year = "2005",
language = "English",
volume = "3",
pages = "49--56",
journal = "Journal of New Business Ideas and Trends",
issn = "1446-8719",
number = "2",

}

Identifying Emerging Industries through Meso-Micro Level Analysis. / Mazzarol, Tim; Patmore, R.D.; Van Heemst, N.

In: Journal of New Business Ideas and Trends, Vol. 3, No. 2, 2005, p. 49-56.

Research output: Contribution to journalArticle

TY - JOUR

T1 - Identifying Emerging Industries through Meso-Micro Level Analysis

AU - Mazzarol, Tim

AU - Patmore, R.D.

AU - Van Heemst, N.

PY - 2005

Y1 - 2005

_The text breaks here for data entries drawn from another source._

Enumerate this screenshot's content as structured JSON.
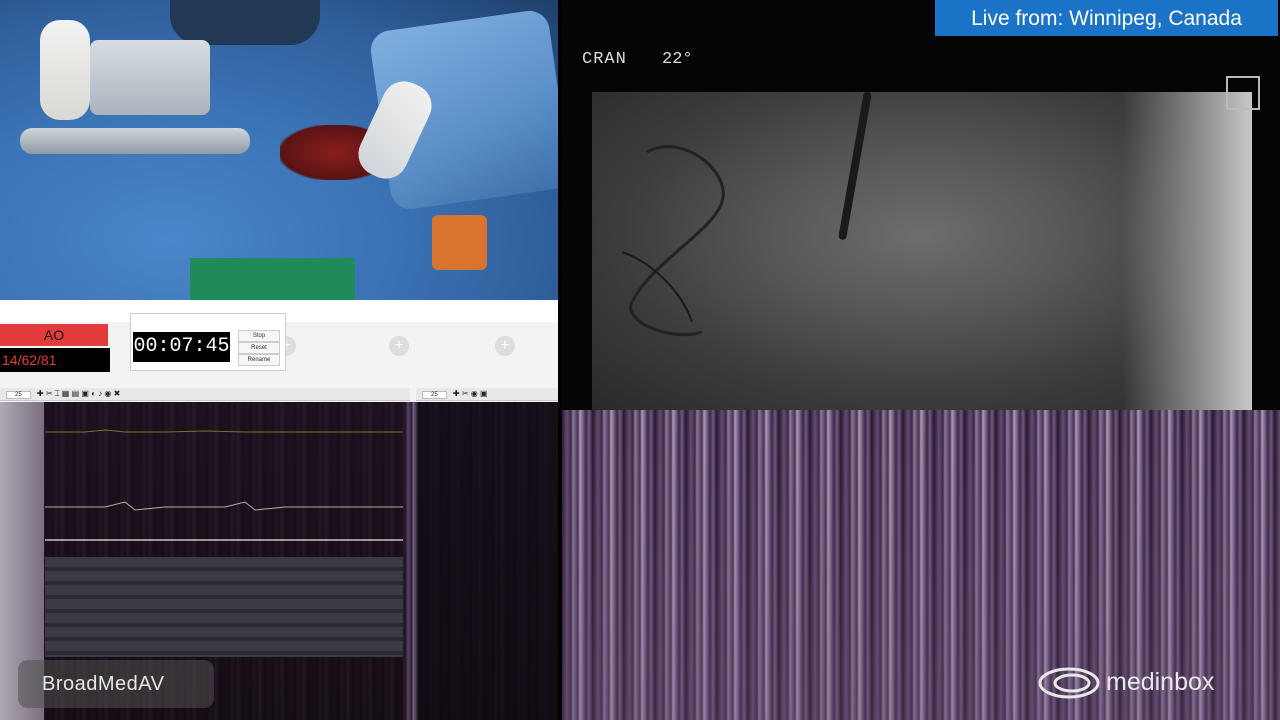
{
  "broadcast": {
    "live_banner": "Live from: Winnipeg, Canada",
    "watermark_left": "BroadMedAV",
    "watermark_right": "medinbox"
  },
  "angio": {
    "projection": "CRAN",
    "angle": "22°"
  },
  "hemo_app": {
    "channel_label": "AO",
    "pressure_reading": "14/62/81",
    "timer": "00:07:45",
    "timer_buttons": [
      "Stop",
      "Reset",
      "Rename"
    ],
    "toolbar_values": [
      "25",
      "25"
    ]
  },
  "colors": {
    "banner_blue": "#1a73c7",
    "ao_red": "#e23b3b"
  }
}
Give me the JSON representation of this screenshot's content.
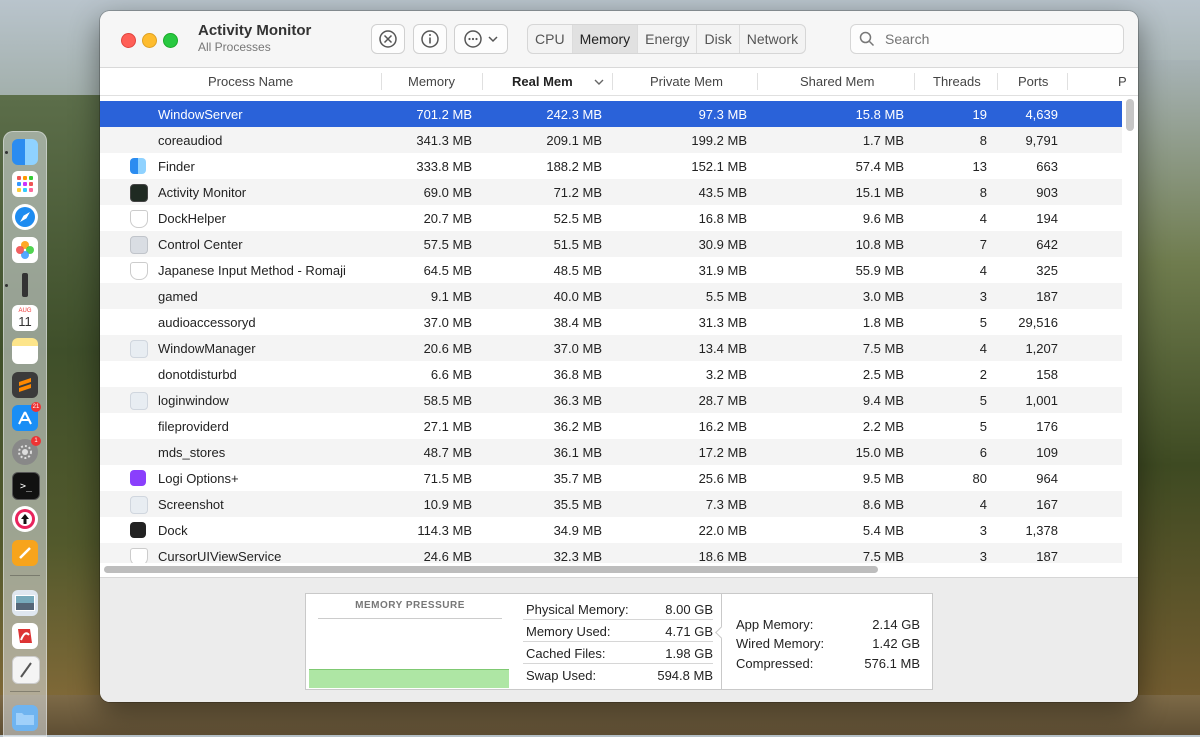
{
  "app": {
    "title": "Activity Monitor",
    "subtitle": "All Processes"
  },
  "toolbar": {
    "stop_icon": "x-circle-icon",
    "info_icon": "info-icon",
    "more_icon": "ellipsis-circle-icon"
  },
  "tabs": [
    "CPU",
    "Memory",
    "Energy",
    "Disk",
    "Network"
  ],
  "active_tab": "Memory",
  "search": {
    "placeholder": "Search"
  },
  "columns": [
    "Process Name",
    "Memory",
    "Real Mem",
    "Private Mem",
    "Shared Mem",
    "Threads",
    "Ports",
    "P"
  ],
  "sorted_column": "Real Mem",
  "processes": [
    {
      "name": "WindowServer",
      "memory": "701.2 MB",
      "real_mem": "242.3 MB",
      "private_mem": "97.3 MB",
      "shared_mem": "15.8 MB",
      "threads": "19",
      "ports": "4,639",
      "icon": "none",
      "selected": true
    },
    {
      "name": "coreaudiod",
      "memory": "341.3 MB",
      "real_mem": "209.1 MB",
      "private_mem": "199.2 MB",
      "shared_mem": "1.7 MB",
      "threads": "8",
      "ports": "9,791",
      "icon": "none"
    },
    {
      "name": "Finder",
      "memory": "333.8 MB",
      "real_mem": "188.2 MB",
      "private_mem": "152.1 MB",
      "shared_mem": "57.4 MB",
      "threads": "13",
      "ports": "663",
      "icon": "finder-icon"
    },
    {
      "name": "Activity Monitor",
      "memory": "69.0 MB",
      "real_mem": "71.2 MB",
      "private_mem": "43.5 MB",
      "shared_mem": "15.1 MB",
      "threads": "8",
      "ports": "903",
      "icon": "activity-monitor-icon"
    },
    {
      "name": "DockHelper",
      "memory": "20.7 MB",
      "real_mem": "52.5 MB",
      "private_mem": "16.8 MB",
      "shared_mem": "9.6 MB",
      "threads": "4",
      "ports": "194",
      "icon": "shield-icon"
    },
    {
      "name": "Control Center",
      "memory": "57.5 MB",
      "real_mem": "51.5 MB",
      "private_mem": "30.9 MB",
      "shared_mem": "10.8 MB",
      "threads": "7",
      "ports": "642",
      "icon": "control-center-icon"
    },
    {
      "name": "Japanese Input Method - Romaji",
      "memory": "64.5 MB",
      "real_mem": "48.5 MB",
      "private_mem": "31.9 MB",
      "shared_mem": "55.9 MB",
      "threads": "4",
      "ports": "325",
      "icon": "shield-icon"
    },
    {
      "name": "gamed",
      "memory": "9.1 MB",
      "real_mem": "40.0 MB",
      "private_mem": "5.5 MB",
      "shared_mem": "3.0 MB",
      "threads": "3",
      "ports": "187",
      "icon": "none"
    },
    {
      "name": "audioaccessoryd",
      "memory": "37.0 MB",
      "real_mem": "38.4 MB",
      "private_mem": "31.3 MB",
      "shared_mem": "1.8 MB",
      "threads": "5",
      "ports": "29,516",
      "icon": "none"
    },
    {
      "name": "WindowManager",
      "memory": "20.6 MB",
      "real_mem": "37.0 MB",
      "private_mem": "13.4 MB",
      "shared_mem": "7.5 MB",
      "threads": "4",
      "ports": "1,207",
      "icon": "generic-app-icon"
    },
    {
      "name": "donotdisturbd",
      "memory": "6.6 MB",
      "real_mem": "36.8 MB",
      "private_mem": "3.2 MB",
      "shared_mem": "2.5 MB",
      "threads": "2",
      "ports": "158",
      "icon": "none"
    },
    {
      "name": "loginwindow",
      "memory": "58.5 MB",
      "real_mem": "36.3 MB",
      "private_mem": "28.7 MB",
      "shared_mem": "9.4 MB",
      "threads": "5",
      "ports": "1,001",
      "icon": "generic-app-icon"
    },
    {
      "name": "fileproviderd",
      "memory": "27.1 MB",
      "real_mem": "36.2 MB",
      "private_mem": "16.2 MB",
      "shared_mem": "2.2 MB",
      "threads": "5",
      "ports": "176",
      "icon": "none"
    },
    {
      "name": "mds_stores",
      "memory": "48.7 MB",
      "real_mem": "36.1 MB",
      "private_mem": "17.2 MB",
      "shared_mem": "15.0 MB",
      "threads": "6",
      "ports": "109",
      "icon": "none"
    },
    {
      "name": "Logi Options+",
      "memory": "71.5 MB",
      "real_mem": "35.7 MB",
      "private_mem": "25.6 MB",
      "shared_mem": "9.5 MB",
      "threads": "80",
      "ports": "964",
      "icon": "logi-icon"
    },
    {
      "name": "Screenshot",
      "memory": "10.9 MB",
      "real_mem": "35.5 MB",
      "private_mem": "7.3 MB",
      "shared_mem": "8.6 MB",
      "threads": "4",
      "ports": "167",
      "icon": "generic-app-icon"
    },
    {
      "name": "Dock",
      "memory": "114.3 MB",
      "real_mem": "34.9 MB",
      "private_mem": "22.0 MB",
      "shared_mem": "5.4 MB",
      "threads": "3",
      "ports": "1,378",
      "icon": "dock-icon"
    },
    {
      "name": "CursorUIViewService",
      "memory": "24.6 MB",
      "real_mem": "32.3 MB",
      "private_mem": "18.6 MB",
      "shared_mem": "7.5 MB",
      "threads": "3",
      "ports": "187",
      "icon": "shield-icon"
    }
  ],
  "memory_pressure": {
    "title": "MEMORY PRESSURE",
    "color": "#aee6a4",
    "level": 0.2
  },
  "memory_stats": [
    {
      "label": "Physical Memory:",
      "value": "8.00 GB"
    },
    {
      "label": "Memory Used:",
      "value": "4.71 GB"
    },
    {
      "label": "Cached Files:",
      "value": "1.98 GB"
    },
    {
      "label": "Swap Used:",
      "value": "594.8 MB"
    }
  ],
  "memory_breakdown": [
    {
      "label": "App Memory:",
      "value": "2.14 GB"
    },
    {
      "label": "Wired Memory:",
      "value": "1.42 GB"
    },
    {
      "label": "Compressed:",
      "value": "576.1 MB"
    }
  ],
  "dock": {
    "apps": [
      "finder-icon",
      "launchpad-icon",
      "safari-icon",
      "photos-icon",
      "terminal-icon",
      "calendar-icon",
      "notes-icon",
      "sublime-icon",
      "app-store-icon",
      "system-settings-icon",
      "iterm-icon",
      "upload-icon",
      "pages-icon",
      "preview-icon",
      "pdf-icon",
      "textedit-icon",
      "folder-icon"
    ],
    "calendar_month": "AUG",
    "calendar_day": "11",
    "app_store_badge": "21",
    "settings_badge": "1"
  },
  "accent_color": "#2a62d9"
}
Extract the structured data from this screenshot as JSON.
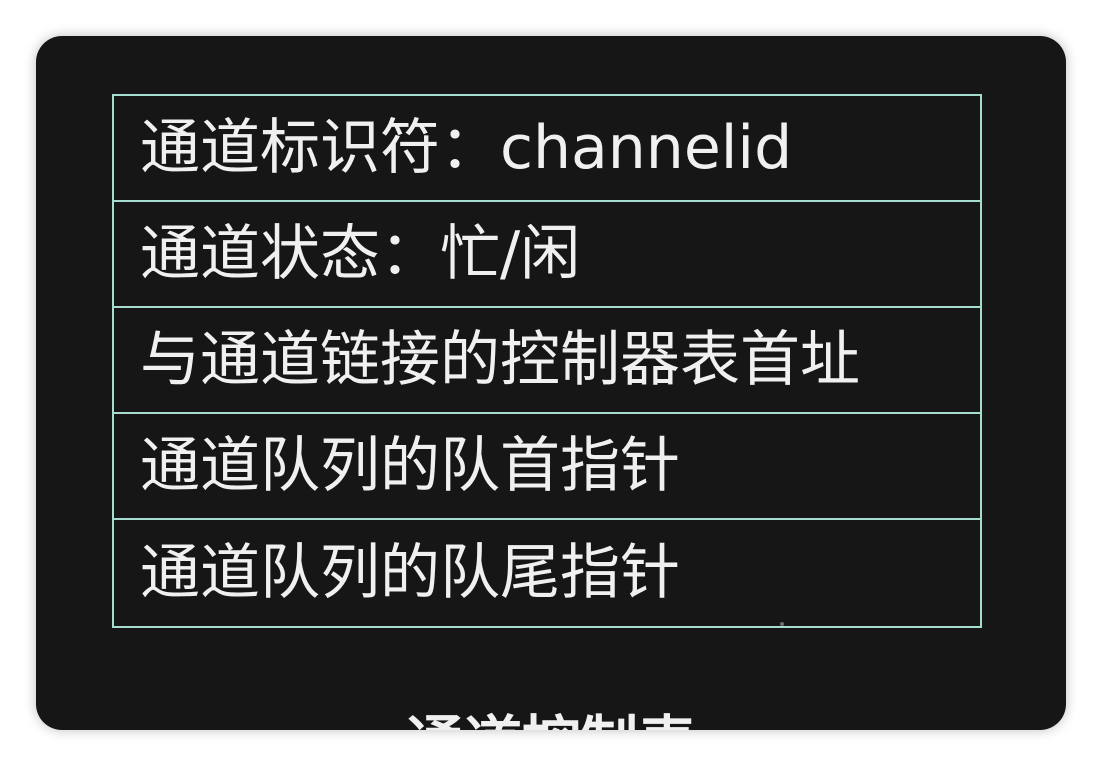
{
  "table": {
    "rows": [
      "通道标识符：channelid",
      "通道状态：忙/闲",
      "与通道链接的控制器表首址",
      "通道队列的队首指针",
      "通道队列的队尾指针"
    ]
  },
  "caption": "通道控制表"
}
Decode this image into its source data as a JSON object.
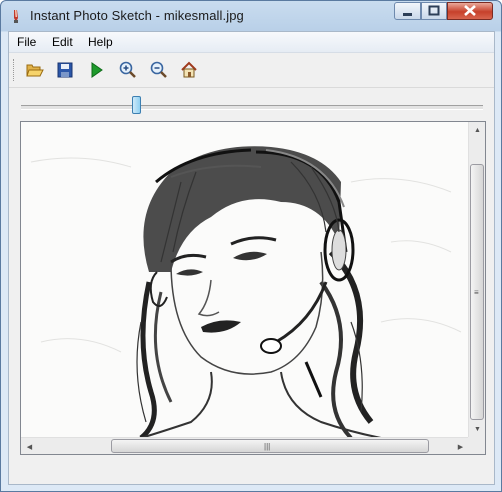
{
  "window": {
    "title": "Instant Photo Sketch - mikesmall.jpg"
  },
  "menu": [
    "File",
    "Edit",
    "Help"
  ],
  "toolbar": {
    "buttons": [
      {
        "name": "open-button",
        "icon": "folder-open-icon"
      },
      {
        "name": "save-button",
        "icon": "floppy-disk-icon"
      },
      {
        "name": "run-button",
        "icon": "play-icon"
      },
      {
        "name": "zoom-in-button",
        "icon": "zoom-in-icon"
      },
      {
        "name": "zoom-out-button",
        "icon": "zoom-out-icon"
      },
      {
        "name": "home-button",
        "icon": "home-icon"
      }
    ]
  },
  "slider": {
    "value_fraction": 0.25
  },
  "image_view": {
    "description_icon": "sketch-portrait-image"
  },
  "scroll": {
    "vertical_thumb_grip": "≡",
    "horizontal_thumb_grip": "|||"
  },
  "colors": {
    "title_gradient_top": "#c9dcef",
    "close_button": "#c7402b",
    "slider_thumb": "#8fd0f2"
  }
}
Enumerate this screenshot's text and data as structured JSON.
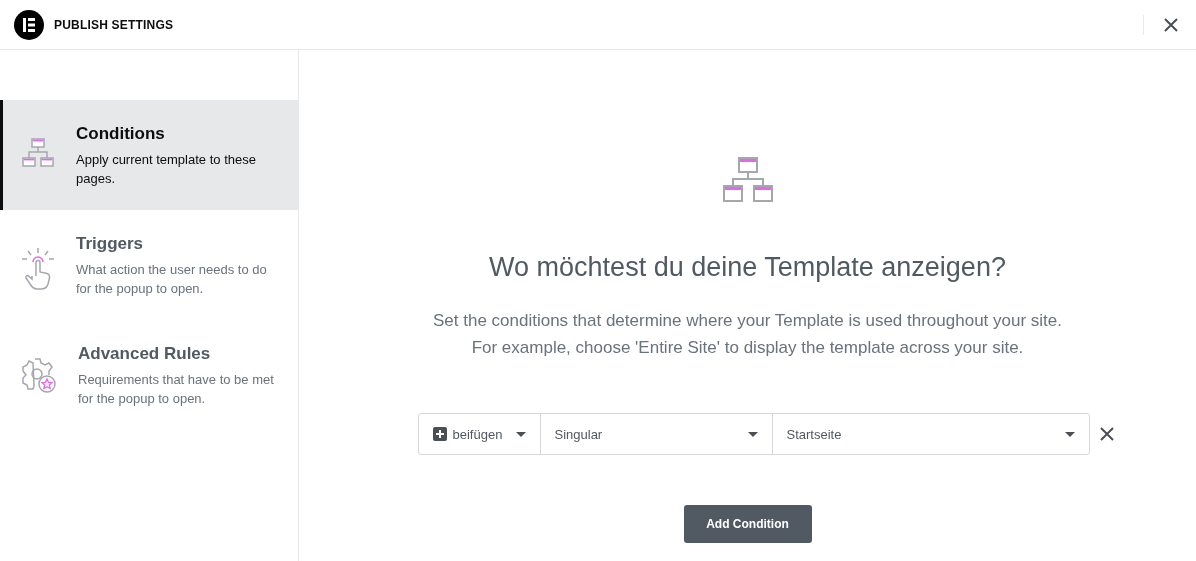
{
  "header": {
    "title": "PUBLISH SETTINGS"
  },
  "sidebar": {
    "items": [
      {
        "kind": "conditions",
        "title": "Conditions",
        "description": "Apply current template to these pages.",
        "selected": true
      },
      {
        "kind": "triggers",
        "title": "Triggers",
        "description": "What action the user needs to do for the popup to open.",
        "selected": false
      },
      {
        "kind": "advanced",
        "title": "Advanced Rules",
        "description": "Requirements that have to be met for the popup to open.",
        "selected": false
      }
    ]
  },
  "main": {
    "heading": "Wo möchtest du deine Template anzeigen?",
    "description": [
      "Set the conditions that determine where your Template is used throughout your site.",
      "For example, choose 'Entire Site' to display the template across your site."
    ],
    "condition": {
      "include": "beifügen",
      "type": "Singular",
      "target": "Startseite"
    },
    "button": "Add Condition"
  }
}
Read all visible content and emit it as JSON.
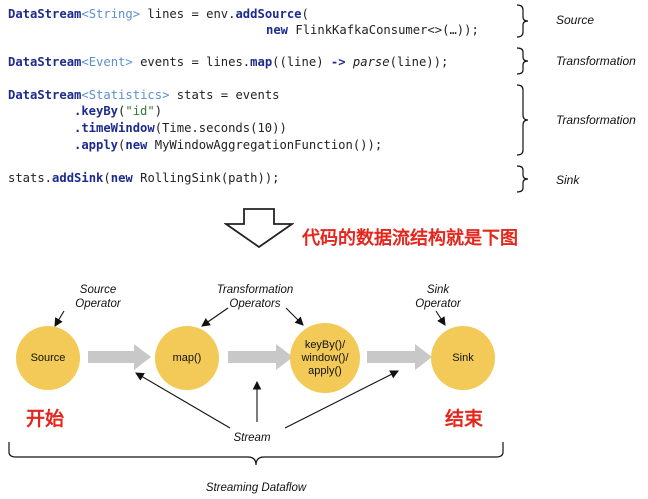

N2 - This paper examines the methodology employed in a project undertaken in Western Australia to identify and map the existence of industry clusters within the creative digital industries. Utilising a standard industry concentration and location quotient technique, the study team identified above average industry and employment concentrations in 59 selected industries considered to have high levels of digital content intensity. The study found industry and employment concentrations in seven key areas: i) spatial sciences; ii) engineering; Hi) construction; iv) education and training; v) creative; vi) media and vii) medical science. These were then grouped into two potential industry clusters. The first focused on the Digital Spatial Industries and the second on the Digital Creative Industries. Analysis of longitudinal data sets found emerging and established industry segments within these two clusters and case study and survey findings identified issues facing businesses within these sectors. These findings point to the need for cluster development to be based on both statistical foundations from established employment and industry data sets, and an in-depth assessment of the activities at the business unit level gathered through survey and case studies.

AB - This paper examines the methodology employed in a project undertaken in Western Australia to identify and map the existence of industry clusters within the creative digital industries. Utilising a standard industry concentration and location quotient technique, the study team identified above average industry and employment concentrations in 59 selected industries considered to have high levels of digital content intensity. The study found industry and employment concentrations in seven key areas: i) spatial sciences; ii) engineering; Hi) construction; iv) education and training; v) creative; vi) media and vii) medical science. These were then grouped into two potential industry clusters. The first focused on the Digital Spatial Industries and the second on the Digital Creative Industries. Analysis of longitudinal data sets found emerging and established industry segments within these two clusters and case study and survey findings identified issues facing businesses within these sectors. These findings point to the need for cluster development to be based on both statistical foundations from established employment and industry data sets, and an in-depth assessment of the activities at the business unit level gathered through survey and case studies.

M3 - Article

VL - 3

SP - 49

EP - 56

JO - Journal of New Business Ideas and Trends

JF - Journal of New Business Ideas and Trends

SN - 1446-8719

IS - 2

ER -